If you’ve ever visited an Apple store (and who hasn’t?), you know the layout and design is pretty distinctive. Behind lots of glass, the company’s products are displayed on simply designed tables. It’s sleek. It’s modern. And, as of last week, the Apple store design has a registered trademark. The USPTO granted two trademark registrations to Apple for its “distinctive design and layout” — one for the color version and one for the black and white version.
The applications were originally filed by Apple back in May 2010. Take a look at the record from the Corsearch platform:
Patently Apple points out that Walter Isaacson’s biography of Steve Jobs includes an entire chapter on the history of the Apple stores and quotes Jobs as saying, “Unless we could find a way to get our message to customers at the store, we were screwed.”
In another interesting article about Jobs’ involvement with the stores’ design, a New York Times story about architect Peter Bohlin’s experiences working with Jobs said: “In many ways, the retail architecture is simply the largest box in which an Apple product is wrapped, and Mr. Jobs was famously attentive to every detail in an Apple product’s presentation and customer experience.”
You may have noticed that several Apple stores feature a glass staircase. The first of those was awarded a design patent by the USPTO in 2002, followed by a design patent for the staircase design itself a year later.

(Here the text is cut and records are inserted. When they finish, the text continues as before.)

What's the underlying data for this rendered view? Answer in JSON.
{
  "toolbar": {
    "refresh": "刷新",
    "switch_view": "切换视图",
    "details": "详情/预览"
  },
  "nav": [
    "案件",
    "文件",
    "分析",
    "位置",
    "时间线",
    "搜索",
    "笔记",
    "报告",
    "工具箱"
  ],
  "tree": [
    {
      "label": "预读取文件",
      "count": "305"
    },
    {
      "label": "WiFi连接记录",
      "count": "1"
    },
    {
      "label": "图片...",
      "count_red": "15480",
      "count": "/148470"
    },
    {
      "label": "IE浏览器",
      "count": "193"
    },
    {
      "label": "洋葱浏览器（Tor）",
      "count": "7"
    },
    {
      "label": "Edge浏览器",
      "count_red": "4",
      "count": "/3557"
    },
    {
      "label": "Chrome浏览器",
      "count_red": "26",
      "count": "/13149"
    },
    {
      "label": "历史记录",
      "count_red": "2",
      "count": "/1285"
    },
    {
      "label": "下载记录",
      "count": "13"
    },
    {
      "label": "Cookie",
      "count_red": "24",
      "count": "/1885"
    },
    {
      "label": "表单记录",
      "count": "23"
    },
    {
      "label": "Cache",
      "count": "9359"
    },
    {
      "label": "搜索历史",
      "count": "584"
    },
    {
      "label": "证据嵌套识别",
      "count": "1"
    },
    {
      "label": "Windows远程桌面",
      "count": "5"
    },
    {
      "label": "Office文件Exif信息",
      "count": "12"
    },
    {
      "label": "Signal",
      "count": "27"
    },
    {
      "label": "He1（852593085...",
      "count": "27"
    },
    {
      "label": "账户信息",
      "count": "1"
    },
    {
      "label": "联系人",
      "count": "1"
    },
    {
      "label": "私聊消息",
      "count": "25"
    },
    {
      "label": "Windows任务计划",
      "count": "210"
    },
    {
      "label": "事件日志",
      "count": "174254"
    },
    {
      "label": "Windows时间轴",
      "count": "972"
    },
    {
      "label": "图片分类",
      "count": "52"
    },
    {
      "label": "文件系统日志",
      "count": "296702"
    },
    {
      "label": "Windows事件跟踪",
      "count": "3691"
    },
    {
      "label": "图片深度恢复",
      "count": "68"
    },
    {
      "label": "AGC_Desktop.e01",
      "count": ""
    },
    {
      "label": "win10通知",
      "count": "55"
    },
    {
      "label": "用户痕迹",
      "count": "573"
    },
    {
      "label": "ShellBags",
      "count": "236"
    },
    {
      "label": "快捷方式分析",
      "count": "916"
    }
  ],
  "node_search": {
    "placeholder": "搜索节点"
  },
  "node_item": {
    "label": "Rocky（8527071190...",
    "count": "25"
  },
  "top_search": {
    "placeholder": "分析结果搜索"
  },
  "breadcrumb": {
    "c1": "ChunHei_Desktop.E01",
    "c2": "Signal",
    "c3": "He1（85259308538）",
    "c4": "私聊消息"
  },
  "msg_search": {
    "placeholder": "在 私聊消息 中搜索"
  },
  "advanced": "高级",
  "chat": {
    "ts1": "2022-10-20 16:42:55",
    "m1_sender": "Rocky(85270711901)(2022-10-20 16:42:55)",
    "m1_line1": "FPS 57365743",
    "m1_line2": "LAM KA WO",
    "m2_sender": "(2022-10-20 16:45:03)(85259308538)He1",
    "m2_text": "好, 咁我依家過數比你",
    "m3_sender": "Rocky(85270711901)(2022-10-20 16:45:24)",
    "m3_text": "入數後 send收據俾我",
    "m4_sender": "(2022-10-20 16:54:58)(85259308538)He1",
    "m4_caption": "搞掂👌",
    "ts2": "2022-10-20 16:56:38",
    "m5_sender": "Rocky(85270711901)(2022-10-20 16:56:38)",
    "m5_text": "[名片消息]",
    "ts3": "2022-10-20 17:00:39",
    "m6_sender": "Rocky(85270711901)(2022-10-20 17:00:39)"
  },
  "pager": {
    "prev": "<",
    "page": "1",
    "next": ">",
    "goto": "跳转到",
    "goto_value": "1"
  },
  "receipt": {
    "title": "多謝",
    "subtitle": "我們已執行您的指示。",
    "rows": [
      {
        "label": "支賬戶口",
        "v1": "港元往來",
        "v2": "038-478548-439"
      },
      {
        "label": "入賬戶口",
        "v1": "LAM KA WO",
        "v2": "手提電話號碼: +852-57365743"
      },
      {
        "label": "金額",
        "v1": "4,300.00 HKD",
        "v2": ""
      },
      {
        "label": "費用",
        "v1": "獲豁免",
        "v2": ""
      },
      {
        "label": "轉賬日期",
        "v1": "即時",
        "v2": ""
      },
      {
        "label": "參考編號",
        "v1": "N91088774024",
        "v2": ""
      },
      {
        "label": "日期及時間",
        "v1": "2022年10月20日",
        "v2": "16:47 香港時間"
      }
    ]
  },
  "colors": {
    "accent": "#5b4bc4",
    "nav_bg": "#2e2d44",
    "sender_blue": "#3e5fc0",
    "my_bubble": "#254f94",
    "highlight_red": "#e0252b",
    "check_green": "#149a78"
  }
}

Jobs’ name appears first in the list of inventors credited for the staircase design.
What other retail stores do you think have distinctive design elements?